• _PROVIDED DATA_:
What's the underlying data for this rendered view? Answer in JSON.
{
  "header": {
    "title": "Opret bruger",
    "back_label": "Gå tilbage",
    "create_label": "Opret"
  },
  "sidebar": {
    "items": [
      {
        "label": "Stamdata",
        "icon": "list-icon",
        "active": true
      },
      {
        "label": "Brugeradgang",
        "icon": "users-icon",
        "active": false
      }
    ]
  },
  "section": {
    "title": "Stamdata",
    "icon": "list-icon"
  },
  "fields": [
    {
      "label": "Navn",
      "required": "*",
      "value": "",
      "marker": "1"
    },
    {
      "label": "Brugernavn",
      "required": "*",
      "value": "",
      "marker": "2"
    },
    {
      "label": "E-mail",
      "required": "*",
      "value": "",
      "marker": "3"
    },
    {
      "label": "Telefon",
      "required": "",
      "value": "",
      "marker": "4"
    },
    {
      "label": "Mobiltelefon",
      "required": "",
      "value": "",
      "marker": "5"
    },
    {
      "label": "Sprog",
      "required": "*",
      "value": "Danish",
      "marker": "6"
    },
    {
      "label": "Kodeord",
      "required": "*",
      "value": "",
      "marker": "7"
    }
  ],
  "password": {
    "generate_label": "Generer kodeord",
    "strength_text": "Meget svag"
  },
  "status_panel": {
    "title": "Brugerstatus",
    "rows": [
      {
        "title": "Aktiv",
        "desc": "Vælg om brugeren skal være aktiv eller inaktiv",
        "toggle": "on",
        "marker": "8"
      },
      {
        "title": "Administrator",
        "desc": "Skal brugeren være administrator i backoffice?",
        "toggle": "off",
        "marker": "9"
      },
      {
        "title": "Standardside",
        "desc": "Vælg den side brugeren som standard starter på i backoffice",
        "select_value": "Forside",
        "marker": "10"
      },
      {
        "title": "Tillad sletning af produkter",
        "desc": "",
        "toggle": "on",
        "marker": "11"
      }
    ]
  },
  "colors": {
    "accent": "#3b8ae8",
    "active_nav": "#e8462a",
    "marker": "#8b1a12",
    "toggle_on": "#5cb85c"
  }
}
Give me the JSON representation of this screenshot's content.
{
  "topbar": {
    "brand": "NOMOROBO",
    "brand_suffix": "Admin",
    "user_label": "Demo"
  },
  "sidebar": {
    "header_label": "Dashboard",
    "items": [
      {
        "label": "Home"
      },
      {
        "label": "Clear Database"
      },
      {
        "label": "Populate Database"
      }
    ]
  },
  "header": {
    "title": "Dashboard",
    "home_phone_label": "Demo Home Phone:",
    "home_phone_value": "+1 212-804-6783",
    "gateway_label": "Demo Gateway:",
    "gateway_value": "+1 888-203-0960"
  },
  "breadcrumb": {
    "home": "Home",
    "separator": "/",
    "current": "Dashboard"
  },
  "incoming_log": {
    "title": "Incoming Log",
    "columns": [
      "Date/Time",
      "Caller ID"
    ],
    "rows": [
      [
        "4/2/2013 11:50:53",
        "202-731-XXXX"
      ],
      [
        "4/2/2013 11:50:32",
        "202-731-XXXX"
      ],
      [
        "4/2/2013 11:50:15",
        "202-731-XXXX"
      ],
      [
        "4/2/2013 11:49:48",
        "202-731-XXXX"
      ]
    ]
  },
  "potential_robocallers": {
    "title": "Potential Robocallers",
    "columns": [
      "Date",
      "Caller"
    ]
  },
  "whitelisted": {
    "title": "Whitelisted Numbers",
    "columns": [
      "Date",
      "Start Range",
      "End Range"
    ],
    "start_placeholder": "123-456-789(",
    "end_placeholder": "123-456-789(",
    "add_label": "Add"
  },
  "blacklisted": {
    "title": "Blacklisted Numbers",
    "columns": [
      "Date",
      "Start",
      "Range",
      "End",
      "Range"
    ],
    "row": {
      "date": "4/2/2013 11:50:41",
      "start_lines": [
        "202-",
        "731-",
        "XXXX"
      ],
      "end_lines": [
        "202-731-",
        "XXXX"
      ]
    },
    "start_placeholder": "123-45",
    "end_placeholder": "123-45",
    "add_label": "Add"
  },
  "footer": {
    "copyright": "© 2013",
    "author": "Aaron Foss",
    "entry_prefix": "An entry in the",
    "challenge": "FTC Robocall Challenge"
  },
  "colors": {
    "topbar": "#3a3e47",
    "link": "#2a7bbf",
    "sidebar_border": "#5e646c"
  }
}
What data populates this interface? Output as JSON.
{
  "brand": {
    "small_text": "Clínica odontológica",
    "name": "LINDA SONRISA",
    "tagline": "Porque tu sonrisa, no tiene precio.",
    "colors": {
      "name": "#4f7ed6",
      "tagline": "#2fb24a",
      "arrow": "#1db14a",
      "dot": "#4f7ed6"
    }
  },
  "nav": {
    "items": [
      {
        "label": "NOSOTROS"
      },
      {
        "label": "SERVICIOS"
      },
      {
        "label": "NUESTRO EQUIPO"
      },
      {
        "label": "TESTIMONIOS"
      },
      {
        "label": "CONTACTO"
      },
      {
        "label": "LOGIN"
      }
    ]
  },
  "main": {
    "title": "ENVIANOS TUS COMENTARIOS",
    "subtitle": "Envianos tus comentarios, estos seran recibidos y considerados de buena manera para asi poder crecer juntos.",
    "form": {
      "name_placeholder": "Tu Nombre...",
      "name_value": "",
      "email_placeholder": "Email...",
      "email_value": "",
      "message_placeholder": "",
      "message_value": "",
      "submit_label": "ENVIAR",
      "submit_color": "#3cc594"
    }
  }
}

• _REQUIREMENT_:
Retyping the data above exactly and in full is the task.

• _ANSWER TO THIS TASK_:
What's the underlying data for this rendered view? Answer in JSON.
{
  "header": {
    "title": "Opret bruger",
    "back_label": "Gå tilbage",
    "create_label": "Opret"
  },
  "sidebar": {
    "items": [
      {
        "label": "Stamdata",
        "icon": "list-icon",
        "active": true
      },
      {
        "label": "Brugeradgang",
        "icon": "users-icon",
        "active": false
      }
    ]
  },
  "section": {
    "title": "Stamdata",
    "icon": "list-icon"
  },
  "fields": [
    {
      "label": "Navn",
      "required": "*",
      "value": "",
      "marker": "1"
    },
    {
      "label": "Brugernavn",
      "required": "*",
      "value": "",
      "marker": "2"
    },
    {
      "label": "E-mail",
      "required": "*",
      "value": "",
      "marker": "3"
    },
    {
      "label": "Telefon",
      "required": "",
      "value": "",
      "marker": "4"
    },
    {
      "label": "Mobiltelefon",
      "required": "",
      "value": "",
      "marker": "5"
    },
    {
      "label": "Sprog",
      "required": "*",
      "value": "Danish",
      "marker": "6"
    },
    {
      "label": "Kodeord",
      "required": "*",
      "value": "",
      "marker": "7"
    }
  ],
  "password": {
    "generate_label": "Generer kodeord",
    "strength_text": "Meget svag"
  },
  "status_panel": {
    "title": "Brugerstatus",
    "rows": [
      {
        "title": "Aktiv",
        "desc": "Vælg om brugeren skal være aktiv eller inaktiv",
        "toggle": "on",
        "marker": "8"
      },
      {
        "title": "Administrator",
        "desc": "Skal brugeren være administrator i backoffice?",
        "toggle": "off",
        "marker": "9"
      },
      {
        "title": "Standardside",
        "desc": "Vælg den side brugeren som standard starter på i backoffice",
        "select_value": "Forside",
        "marker": "10"
      },
      {
        "title": "Tillad sletning af produkter",
        "desc": "",
        "toggle": "on",
        "marker": "11"
      }
    ]
  },
  "colors": {
    "accent": "#3b8ae8",
    "active_nav": "#e8462a",
    "marker": "#8b1a12",
    "toggle_on": "#5cb85c"
  }
}
Give me the JSON representation of this screenshot's content.
{
  "topbar": {
    "brand": "NOMOROBO",
    "brand_suffix": "Admin",
    "user_label": "Demo"
  },
  "sidebar": {
    "header_label": "Dashboard",
    "items": [
      {
        "label": "Home"
      },
      {
        "label": "Clear Database"
      },
      {
        "label": "Populate Database"
      }
    ]
  },
  "header": {
    "title": "Dashboard",
    "home_phone_label": "Demo Home Phone:",
    "home_phone_value": "+1 212-804-6783",
    "gateway_label": "Demo Gateway:",
    "gateway_value": "+1 888-203-0960"
  },
  "breadcrumb": {
    "home": "Home",
    "separator": "/",
    "current": "Dashboard"
  },
  "incoming_log": {
    "title": "Incoming Log",
    "columns": [
      "Date/Time",
      "Caller ID"
    ],
    "rows": [
      [
        "4/2/2013 11:50:53",
        "202-731-XXXX"
      ],
      [
        "4/2/2013 11:50:32",
        "202-731-XXXX"
      ],
      [
        "4/2/2013 11:50:15",
        "202-731-XXXX"
      ],
      [
        "4/2/2013 11:49:48",
        "202-731-XXXX"
      ]
    ]
  },
  "potential_robocallers": {
    "title": "Potential Robocallers",
    "columns": [
      "Date",
      "Caller"
    ]
  },
  "whitelisted": {
    "title": "Whitelisted Numbers",
    "columns": [
      "Date",
      "Start Range",
      "End Range"
    ],
    "start_placeholder": "123-456-789(",
    "end_placeholder": "123-456-789(",
    "add_label": "Add"
  },
  "blacklisted": {
    "title": "Blacklisted Numbers",
    "columns": [
      "Date",
      "Start",
      "Range",
      "End",
      "Range"
    ],
    "row": {
      "date": "4/2/2013 11:50:41",
      "start_lines": [
        "202-",
        "731-",
        "XXXX"
      ],
      "end_lines": [
        "202-731-",
        "XXXX"
      ]
    },
    "start_placeholder": "123-45",
    "end_placeholder": "123-45",
    "add_label": "Add"
  },
  "footer": {
    "copyright": "© 2013",
    "author": "Aaron Foss",
    "entry_prefix": "An entry in the",
    "challenge": "FTC Robocall Challenge"
  },
  "colors": {
    "topbar": "#3a3e47",
    "link": "#2a7bbf",
    "sidebar_border": "#5e646c"
  }
}
What data populates this interface? Output as JSON.
{
  "brand": {
    "small_text": "Clínica odontológica",
    "name": "LINDA SONRISA",
    "tagline": "Porque tu sonrisa, no tiene precio.",
    "colors": {
      "name": "#4f7ed6",
      "tagline": "#2fb24a",
      "arrow": "#1db14a",
      "dot": "#4f7ed6"
    }
  },
  "nav": {
    "items": [
      {
        "label": "NOSOTROS"
      },
      {
        "label": "SERVICIOS"
      },
      {
        "label": "NUESTRO EQUIPO"
      },
      {
        "label": "TESTIMONIOS"
      },
      {
        "label": "CONTACTO"
      },
      {
        "label": "LOGIN"
      }
    ]
  },
  "main": {
    "title": "ENVIANOS TUS COMENTARIOS",
    "subtitle": "Envianos tus comentarios, estos seran recibidos y considerados de buena manera para asi poder crecer juntos.",
    "form": {
      "name_placeholder": "Tu Nombre...",
      "name_value": "",
      "email_placeholder": "Email...",
      "email_value": "",
      "message_placeholder": "",
      "message_value": "",
      "submit_label": "ENVIAR",
      "submit_color": "#3cc594"
    }
  }
}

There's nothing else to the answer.